◆ What the task requires: In the entries below, the word "Assertion" appears on some lines. Copy each of those lines.

◆ Records for the exercise:
───

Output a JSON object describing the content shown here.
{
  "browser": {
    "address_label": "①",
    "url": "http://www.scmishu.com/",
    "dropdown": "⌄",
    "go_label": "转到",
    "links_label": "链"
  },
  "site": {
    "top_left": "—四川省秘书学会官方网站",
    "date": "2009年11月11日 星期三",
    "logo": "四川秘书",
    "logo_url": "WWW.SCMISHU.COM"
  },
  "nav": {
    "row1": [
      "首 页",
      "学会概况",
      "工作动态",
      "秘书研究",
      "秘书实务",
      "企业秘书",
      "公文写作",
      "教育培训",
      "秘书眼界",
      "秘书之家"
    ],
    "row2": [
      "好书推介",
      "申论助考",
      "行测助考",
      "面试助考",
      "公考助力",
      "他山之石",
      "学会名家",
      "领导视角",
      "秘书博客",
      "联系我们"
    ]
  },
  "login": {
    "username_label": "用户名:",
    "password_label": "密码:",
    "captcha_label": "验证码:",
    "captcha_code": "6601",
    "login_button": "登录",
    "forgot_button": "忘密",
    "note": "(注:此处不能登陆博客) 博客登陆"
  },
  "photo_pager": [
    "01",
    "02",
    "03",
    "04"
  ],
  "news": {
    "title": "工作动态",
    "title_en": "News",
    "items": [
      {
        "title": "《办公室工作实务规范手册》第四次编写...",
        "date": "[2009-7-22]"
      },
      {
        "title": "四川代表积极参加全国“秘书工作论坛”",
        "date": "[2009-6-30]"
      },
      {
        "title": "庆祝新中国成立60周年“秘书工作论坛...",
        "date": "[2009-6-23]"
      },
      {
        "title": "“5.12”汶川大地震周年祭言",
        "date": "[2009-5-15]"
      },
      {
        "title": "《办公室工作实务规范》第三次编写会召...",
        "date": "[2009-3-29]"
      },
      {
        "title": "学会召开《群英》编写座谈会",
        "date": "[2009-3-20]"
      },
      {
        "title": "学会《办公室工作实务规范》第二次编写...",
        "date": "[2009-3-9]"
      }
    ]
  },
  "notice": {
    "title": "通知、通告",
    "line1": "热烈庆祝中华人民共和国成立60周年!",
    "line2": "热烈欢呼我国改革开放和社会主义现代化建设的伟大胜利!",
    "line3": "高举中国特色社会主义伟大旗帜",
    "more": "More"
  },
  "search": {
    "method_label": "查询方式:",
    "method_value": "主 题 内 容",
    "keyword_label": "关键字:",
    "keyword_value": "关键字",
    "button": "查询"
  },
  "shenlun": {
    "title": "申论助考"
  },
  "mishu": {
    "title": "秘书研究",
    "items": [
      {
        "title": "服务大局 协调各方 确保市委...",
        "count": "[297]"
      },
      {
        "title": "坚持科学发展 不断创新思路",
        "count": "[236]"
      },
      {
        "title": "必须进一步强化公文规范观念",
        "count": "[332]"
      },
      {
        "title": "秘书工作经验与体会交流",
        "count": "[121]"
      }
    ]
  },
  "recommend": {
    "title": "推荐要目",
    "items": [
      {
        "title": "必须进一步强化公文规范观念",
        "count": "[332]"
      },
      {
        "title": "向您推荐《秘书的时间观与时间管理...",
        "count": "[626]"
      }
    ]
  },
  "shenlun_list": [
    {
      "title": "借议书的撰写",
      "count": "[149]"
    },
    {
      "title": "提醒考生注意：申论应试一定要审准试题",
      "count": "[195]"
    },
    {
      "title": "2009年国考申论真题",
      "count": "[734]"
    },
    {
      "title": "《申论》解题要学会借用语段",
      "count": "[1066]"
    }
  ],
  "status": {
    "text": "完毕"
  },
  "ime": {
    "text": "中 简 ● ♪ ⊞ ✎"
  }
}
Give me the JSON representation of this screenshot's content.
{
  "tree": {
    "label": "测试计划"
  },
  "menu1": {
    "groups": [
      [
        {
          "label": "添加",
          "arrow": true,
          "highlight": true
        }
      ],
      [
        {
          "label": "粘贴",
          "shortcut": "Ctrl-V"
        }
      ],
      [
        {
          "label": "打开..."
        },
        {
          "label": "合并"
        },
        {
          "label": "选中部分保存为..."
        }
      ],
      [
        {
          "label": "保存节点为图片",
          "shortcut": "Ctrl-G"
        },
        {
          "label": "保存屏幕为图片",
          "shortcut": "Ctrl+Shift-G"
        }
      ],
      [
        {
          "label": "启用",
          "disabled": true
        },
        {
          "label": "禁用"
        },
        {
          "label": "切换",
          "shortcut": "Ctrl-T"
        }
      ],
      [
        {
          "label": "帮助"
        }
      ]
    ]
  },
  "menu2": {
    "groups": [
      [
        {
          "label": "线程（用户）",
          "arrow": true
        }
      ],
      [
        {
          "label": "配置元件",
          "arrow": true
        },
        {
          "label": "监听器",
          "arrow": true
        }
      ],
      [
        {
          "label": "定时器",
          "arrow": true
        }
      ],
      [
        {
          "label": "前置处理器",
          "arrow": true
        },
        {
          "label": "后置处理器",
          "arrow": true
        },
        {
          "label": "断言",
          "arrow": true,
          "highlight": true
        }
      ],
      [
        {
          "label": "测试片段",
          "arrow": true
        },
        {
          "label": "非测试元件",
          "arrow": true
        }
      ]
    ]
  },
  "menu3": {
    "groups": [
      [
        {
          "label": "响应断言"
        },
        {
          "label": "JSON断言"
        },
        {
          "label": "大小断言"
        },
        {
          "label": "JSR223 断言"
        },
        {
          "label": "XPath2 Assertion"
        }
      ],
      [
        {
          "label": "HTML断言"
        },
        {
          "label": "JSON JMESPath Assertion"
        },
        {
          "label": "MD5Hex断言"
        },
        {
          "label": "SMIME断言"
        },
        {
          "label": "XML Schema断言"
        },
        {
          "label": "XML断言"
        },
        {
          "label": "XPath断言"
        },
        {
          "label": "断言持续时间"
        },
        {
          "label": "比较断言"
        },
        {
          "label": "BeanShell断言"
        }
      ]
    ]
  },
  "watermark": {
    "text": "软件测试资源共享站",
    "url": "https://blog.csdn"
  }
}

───

◆ Reply to the task:
          "label": "XPath2 Assertion"
          "label": "JSON JMESPath Assertion"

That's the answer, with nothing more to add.